We love our dogs like our children, but very few become our soulmate.
My soulmate dog, Valentino died a year ago. He was a few months shy of 14 years old. He had been paraplegic for many months, and spent his last four month in a wheelchair.
For a variety of reasons, his death was a very difficult one for me, and even a year later, it still is.
When a very close friend lost his battle against cancer several years ago, I went to attend a support group meeting, but I ended up assuming the supportive role and I carried home an even heavier weight of grief. When Valentino died, I could not imagine doing that again, and I slipped into a deep sea of sadness and despair. Alone.
I sent a pre-prepared email to those who helped me care for Valentino (He weighed more than 80% of my body weight, and I needed their help to get him in and out of his wheels to take him out):
Dear Valentino’s Angels,
I am writing this email to you prior to his passing because I know that I will not be able to compose myself to sit in front of the computer to properly thank you for all you have done for my soulmate. I am blessed to have all of you. … It really took a village to care for Valentino, and he was indeed the most blessed dog.
As I type this email, I still cannot imagine life without him at this late stage of his illness.
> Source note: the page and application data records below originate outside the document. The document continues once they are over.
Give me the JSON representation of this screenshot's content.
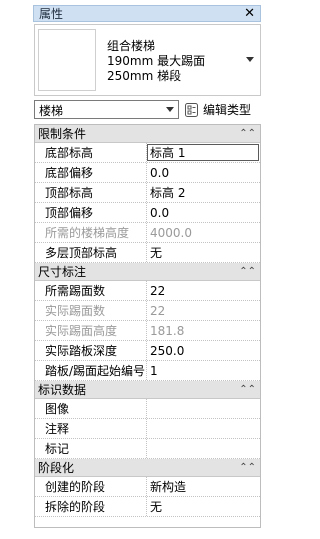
{
  "panel": {
    "title": "属性",
    "close_glyph": "✕"
  },
  "type_selector": {
    "lines": [
      "组合楼梯",
      "190mm 最大踢面",
      "250mm 梯段"
    ]
  },
  "family_dropdown": {
    "value": "楼梯"
  },
  "edit_type": {
    "label": "编辑类型"
  },
  "groups": [
    {
      "label": "限制条件",
      "rows": [
        {
          "name": "底部标高",
          "value": "标高 1"
        },
        {
          "name": "底部偏移",
          "value": "0.0"
        },
        {
          "name": "顶部标高",
          "value": "标高 2"
        },
        {
          "name": "顶部偏移",
          "value": "0.0"
        },
        {
          "name": "所需的楼梯高度",
          "value": "4000.0"
        },
        {
          "name": "多层顶部标高",
          "value": "无"
        }
      ]
    },
    {
      "label": "尺寸标注",
      "rows": [
        {
          "name": "所需踢面数",
          "value": "22"
        },
        {
          "name": "实际踢面数",
          "value": "22"
        },
        {
          "name": "实际踢面高度",
          "value": "181.8"
        },
        {
          "name": "实际踏板深度",
          "value": "250.0"
        },
        {
          "name": "踏板/踢面起始编号",
          "value": "1"
        }
      ]
    },
    {
      "label": "标识数据",
      "rows": [
        {
          "name": "图像",
          "value": ""
        },
        {
          "name": "注释",
          "value": ""
        },
        {
          "name": "标记",
          "value": ""
        }
      ]
    },
    {
      "label": "阶段化",
      "rows": [
        {
          "name": "创建的阶段",
          "value": "新构造"
        },
        {
          "name": "拆除的阶段",
          "value": "无"
        }
      ]
    }
  ]
}
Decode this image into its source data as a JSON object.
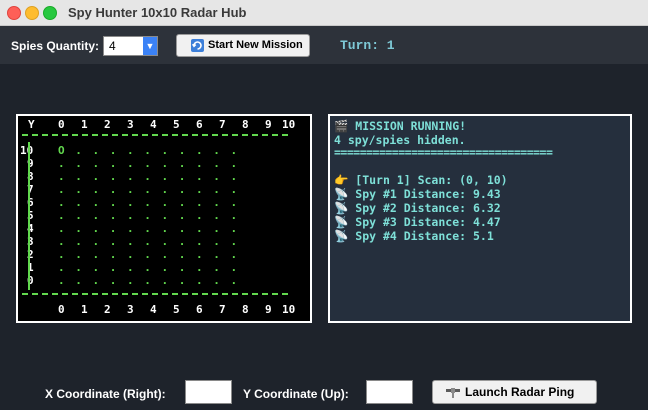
{
  "window": {
    "title": "Spy Hunter 10x10 Radar Hub"
  },
  "toolbar": {
    "spies_label": "Spies Quantity:",
    "spies_value": "4",
    "start_button": "Start New Mission",
    "turn_text": "Turn: 1"
  },
  "grid": {
    "header_y": "Y",
    "x_labels": [
      "0",
      "1",
      "2",
      "3",
      "4",
      "5",
      "6",
      "7",
      "8",
      "9",
      "10"
    ],
    "rows": [
      {
        "y": "10",
        "cells": "O . . . . . . . . . ."
      },
      {
        "y": "9",
        "cells": ". . . . . . . . . . ."
      },
      {
        "y": "8",
        "cells": ". . . . . . . . . . ."
      },
      {
        "y": "7",
        "cells": ". . . . . . . . . . ."
      },
      {
        "y": "6",
        "cells": ". . . . . . . . . . ."
      },
      {
        "y": "5",
        "cells": ". . . . . . . . . . ."
      },
      {
        "y": "4",
        "cells": ". . . . . . . . . . ."
      },
      {
        "y": "3",
        "cells": ". . . . . . . . . . ."
      },
      {
        "y": "2",
        "cells": ". . . . . . . . . . ."
      },
      {
        "y": "1",
        "cells": ". . . . . . . . . . ."
      },
      {
        "y": "0",
        "cells": ". . . . . . . . . . ."
      }
    ]
  },
  "log": {
    "status": "MISSION RUNNING!",
    "hidden": "4 spy/spies hidden.",
    "divider": "==================================",
    "scan": "[Turn 1] Scan: (0, 10)",
    "distances": [
      "Spy #1 Distance: 9.43",
      "Spy #2 Distance: 6.32",
      "Spy #3 Distance: 4.47",
      "Spy #4 Distance: 5.1"
    ]
  },
  "controls": {
    "x_label": "X Coordinate (Right):",
    "x_value": "",
    "y_label": "Y Coordinate (Up):",
    "y_value": "",
    "launch_button": "Launch Radar Ping"
  }
}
By the time you will be reading this email, he’ll be gone, and I hope to find strength to get on with life.
Thank you so much for all your support and compassion. Without you, I wouldn’t have been able to give him the level of care he received.
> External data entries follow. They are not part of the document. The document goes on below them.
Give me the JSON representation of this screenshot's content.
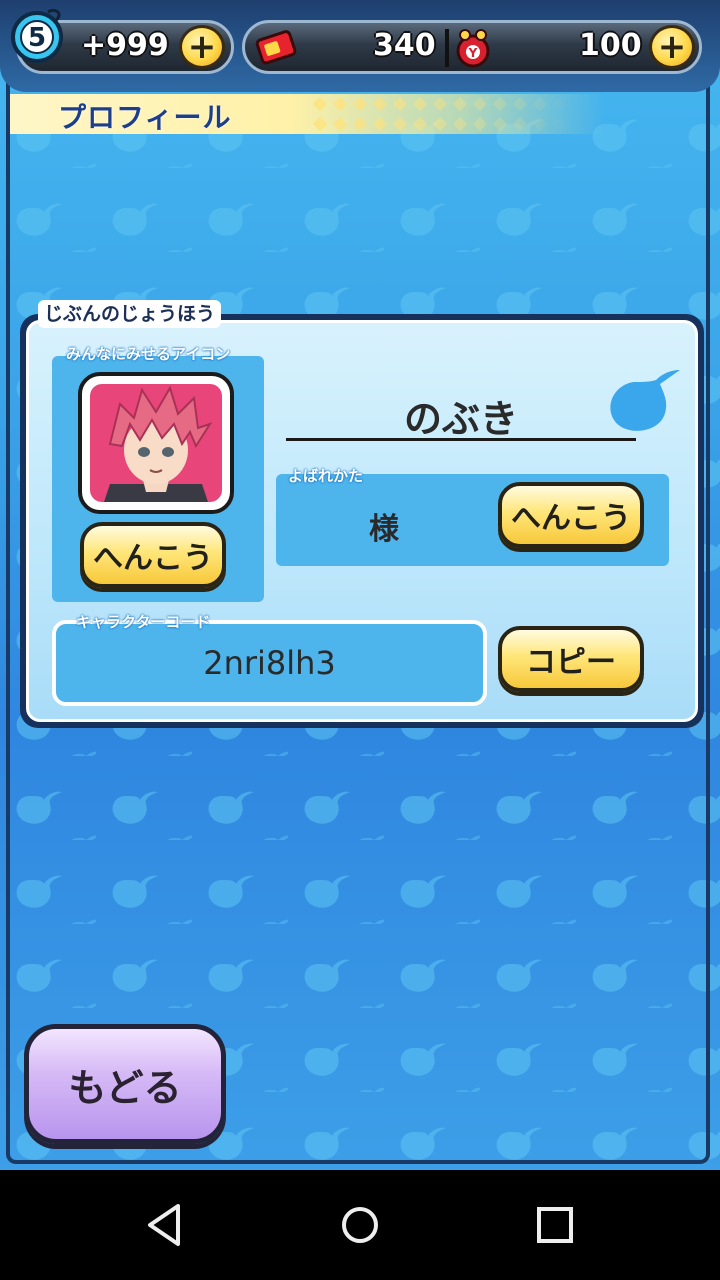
{
  "topbar": {
    "watch_level": "5",
    "stamina": "+999",
    "tickets": "340",
    "coins": "100",
    "plus_symbol": "+"
  },
  "page": {
    "title": "プロフィール"
  },
  "profile": {
    "section_label": "じぶんのじょうほう",
    "icon_label": "みんなにみせるアイコン",
    "icon_change_label": "へんこう",
    "name": "のぶき",
    "honorific_label": "よばれかた",
    "honorific_value": "様",
    "honorific_change_label": "へんこう",
    "code_label": "キャラクターコード",
    "code_value": "2nri8lh3",
    "copy_label": "コピー"
  },
  "footer": {
    "back_label": "もどる"
  },
  "colors": {
    "accent_yellow": "#ffd84a",
    "back_purple": "#c8a8f2",
    "bg_blue": "#3aa3e8"
  },
  "icons": [
    "watch-icon",
    "ticket-icon",
    "coin-purse-icon",
    "droplet-icon",
    "back-triangle-icon",
    "home-circle-icon",
    "recents-square-icon"
  ]
}
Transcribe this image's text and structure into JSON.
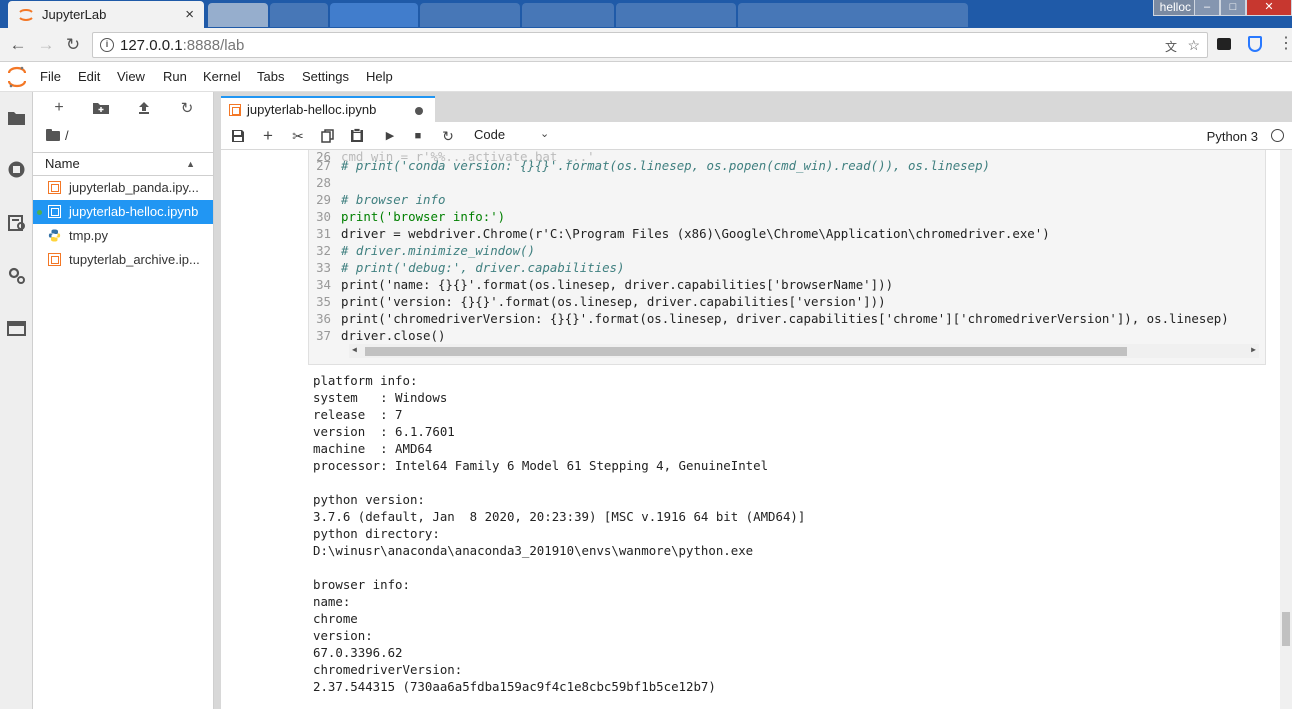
{
  "browser": {
    "tab_title": "JupyterLab",
    "tab_close": "×",
    "window_title": "helloc",
    "url_host": "127.0.0.1",
    "url_path": ":8888/lab",
    "win_min": "–",
    "win_max": "□",
    "win_close": "✕"
  },
  "menu": [
    "File",
    "Edit",
    "View",
    "Run",
    "Kernel",
    "Tabs",
    "Settings",
    "Help"
  ],
  "filebrowser": {
    "path": "/",
    "column_name": "Name",
    "files": [
      {
        "name": "jupyterlab_panda.ipy...",
        "type": "notebook"
      },
      {
        "name": "jupyterlab-helloc.ipynb",
        "type": "notebook"
      },
      {
        "name": "tmp.py",
        "type": "python"
      },
      {
        "name": "tupyterlab_archive.ip...",
        "type": "notebook"
      }
    ],
    "selected_index": 1
  },
  "notebook": {
    "tab_title": "jupyterlab-helloc.ipynb",
    "cell_type": "Code",
    "kernel": "Python 3",
    "code_lines": [
      {
        "n": "27",
        "text": "# print('conda version: {}{}'.format(os.linesep, os.popen(cmd_win).read()), os.linesep)"
      },
      {
        "n": "28",
        "text": ""
      },
      {
        "n": "29",
        "text": "# browser info"
      },
      {
        "n": "30",
        "text": "print('browser info:')"
      },
      {
        "n": "31",
        "text": "driver = webdriver.Chrome(r'C:\\Program Files (x86)\\Google\\Chrome\\Application\\chromedriver.exe')"
      },
      {
        "n": "32",
        "text": "# driver.minimize_window()"
      },
      {
        "n": "33",
        "text": "# print('debug:', driver.capabilities)"
      },
      {
        "n": "34",
        "text": "print('name: {}{}'.format(os.linesep, driver.capabilities['browserName']))"
      },
      {
        "n": "35",
        "text": "print('version: {}{}'.format(os.linesep, driver.capabilities['version']))"
      },
      {
        "n": "36",
        "text": "print('chromedriverVersion: {}{}'.format(os.linesep, driver.capabilities['chrome']['chromedriverVersion']), os.linesep)"
      },
      {
        "n": "37",
        "text": "driver.close()"
      }
    ],
    "output_lines": [
      "platform info:",
      "system   : Windows",
      "release  : 7",
      "version  : 6.1.7601",
      "machine  : AMD64",
      "processor: Intel64 Family 6 Model 61 Stepping 4, GenuineIntel",
      "",
      "python version:",
      "3.7.6 (default, Jan  8 2020, 20:23:39) [MSC v.1916 64 bit (AMD64)]",
      "python directory:",
      "D:\\winusr\\anaconda\\anaconda3_201910\\envs\\wanmore\\python.exe",
      "",
      "browser info:",
      "name:",
      "chrome",
      "version:",
      "67.0.3396.62",
      "chromedriverVersion:",
      "2.37.544315 (730aa6a5fdba159ac9f4c1e8cbc59bf1b5ce12b7)"
    ]
  },
  "colors": {
    "accent": "#2196f3",
    "jupyter_orange": "#f37726",
    "tabstrip": "#1f5aa8"
  }
}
I knew I wouldn’t be able to write or even think about writing immediately after his death, but I had to let these kind people know that their help was no longer needed and wanted to thank them for their selfless support. But other than hitting the “send” button, I could not make an official announcement to the rest of my friends or those who adored Valentino.
Nonetheless, within a few days following his passing, a friend posted a condolence note on my Facebook timeline. As I could not even write about his passing to my friends, let alone posting on Facebook, many people learned about his death from such random condolence posts on my timeline.
People gave me empathy and love without expectation of anything in return. Some shared their sorrow of losing their soulmate, too. Their kind words, inspiring poems, supportive posts of links and pictures, and responding to them allowed me to step out of the isolation. These people, many of whom I’ve never met, poured their kindness and compassion upon my shattered heart.
It helped me immensely. To me, much better than a support group because I could read their posts at my pace, without a pressure of producing a reaction. I was able to slowly digest each message in serenity.
From these exchanges, I’ve even developed beautiful friendships with some of them. Who knew a social medium like Facebook can be the very place to offer this level of healing support. Behind the cold screen of technology, there are many warm hearts sincerely care about others, and they certainly touched my heart.
Marie Atake is Founder & President of Forte Animal Rescue and a former Commissioner on the Board of L.A. Animal Services. Click on “subscribe” to receive notice when her new articles are published.